## INSTRUCTIONS TO FOLLOW
The data should be duplicated exactly, with every word kept as it is.

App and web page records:

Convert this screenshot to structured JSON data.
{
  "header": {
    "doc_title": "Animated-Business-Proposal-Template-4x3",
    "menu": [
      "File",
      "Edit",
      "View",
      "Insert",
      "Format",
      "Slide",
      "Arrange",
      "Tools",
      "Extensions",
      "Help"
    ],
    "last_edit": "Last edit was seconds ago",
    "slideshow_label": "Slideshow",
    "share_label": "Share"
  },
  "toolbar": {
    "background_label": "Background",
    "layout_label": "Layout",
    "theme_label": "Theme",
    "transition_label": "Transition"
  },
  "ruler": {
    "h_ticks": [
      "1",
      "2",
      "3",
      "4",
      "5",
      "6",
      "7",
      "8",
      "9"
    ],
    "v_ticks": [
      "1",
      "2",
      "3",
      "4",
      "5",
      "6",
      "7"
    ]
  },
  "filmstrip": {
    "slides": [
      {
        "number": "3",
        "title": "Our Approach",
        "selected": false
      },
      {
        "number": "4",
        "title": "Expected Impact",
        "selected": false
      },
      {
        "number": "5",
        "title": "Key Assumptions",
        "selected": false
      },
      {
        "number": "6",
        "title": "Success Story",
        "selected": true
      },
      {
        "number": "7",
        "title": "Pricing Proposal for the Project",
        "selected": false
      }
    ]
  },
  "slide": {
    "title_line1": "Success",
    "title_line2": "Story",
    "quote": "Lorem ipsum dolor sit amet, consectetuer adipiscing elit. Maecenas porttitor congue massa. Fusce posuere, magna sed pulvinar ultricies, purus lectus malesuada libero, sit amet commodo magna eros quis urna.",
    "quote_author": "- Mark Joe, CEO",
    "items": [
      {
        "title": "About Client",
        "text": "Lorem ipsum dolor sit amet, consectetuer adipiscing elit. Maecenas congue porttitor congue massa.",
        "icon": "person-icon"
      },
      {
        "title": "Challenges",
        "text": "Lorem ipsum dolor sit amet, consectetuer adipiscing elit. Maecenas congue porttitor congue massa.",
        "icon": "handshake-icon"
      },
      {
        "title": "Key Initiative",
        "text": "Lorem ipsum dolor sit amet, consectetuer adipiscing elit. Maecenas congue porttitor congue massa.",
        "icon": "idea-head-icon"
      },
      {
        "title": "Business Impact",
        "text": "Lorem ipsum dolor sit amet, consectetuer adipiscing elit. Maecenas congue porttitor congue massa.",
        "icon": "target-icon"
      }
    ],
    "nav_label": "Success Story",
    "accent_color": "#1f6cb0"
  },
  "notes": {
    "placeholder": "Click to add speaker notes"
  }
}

## REPLY
Convert this screenshot to structured JSON data.
{
  "header": {
    "doc_title": "Animated-Business-Proposal-Template-4x3",
    "menu": [
      "File",
      "Edit",
      "View",
      "Insert",
      "Format",
      "Slide",
      "Arrange",
      "Tools",
      "Extensions",
      "Help"
    ],
    "last_edit": "Last edit was seconds ago",
    "slideshow_label": "Slideshow",
    "share_label": "Share"
  },
  "toolbar": {
    "background_label": "Background",
    "layout_label": "Layout",
    "theme_label": "Theme",
    "transition_label": "Transition"
  },
  "ruler": {
    "h_ticks": [
      "1",
      "2",
      "3",
      "4",
      "5",
      "6",
      "7",
      "8",
      "9"
    ],
    "v_ticks": [
      "1",
      "2",
      "3",
      "4",
      "5",
      "6",
      "7"
    ]
  },
  "filmstrip": {
    "slides": [
      {
        "number": "3",
        "title": "Our Approach",
        "selected": false
      },
      {
        "number": "4",
        "title": "Expected Impact",
        "selected": false
      },
      {
        "number": "5",
        "title": "Key Assumptions",
        "selected": false
      },
      {
        "number": "6",
        "title": "Success Story",
        "selected": true
      },
      {
        "number": "7",
        "title": "Pricing Proposal for the Project",
        "selected": false
      }
    ]
  },
  "slide": {
    "title_line1": "Success",
    "title_line2": "Story",
    "quote": "Lorem ipsum dolor sit amet, consectetuer adipiscing elit. Maecenas porttitor congue massa. Fusce posuere, magna sed pulvinar ultricies, purus lectus malesuada libero, sit amet commodo magna eros quis urna.",
    "quote_author": "- Mark Joe, CEO",
    "items": [
      {
        "title": "About Client",
        "text": "Lorem ipsum dolor sit amet, consectetuer adipiscing elit. Maecenas congue porttitor congue massa.",
        "icon": "person-icon"
      },
      {
        "title": "Challenges",
        "text": "Lorem ipsum dolor sit amet, consectetuer adipiscing elit. Maecenas congue porttitor congue massa.",
        "icon": "handshake-icon"
      },
      {
        "title": "Key Initiative",
        "text": "Lorem ipsum dolor sit amet, consectetuer adipiscing elit. Maecenas congue porttitor congue massa.",
        "icon": "idea-head-icon"
      },
      {
        "title": "Business Impact",
        "text": "Lorem ipsum dolor sit amet, consectetuer adipiscing elit. Maecenas congue porttitor congue massa.",
        "icon": "target-icon"
      }
    ],
    "nav_label": "Success Story",
    "accent_color": "#1f6cb0"
  },
  "notes": {
    "placeholder": "Click to add speaker notes"
  }
}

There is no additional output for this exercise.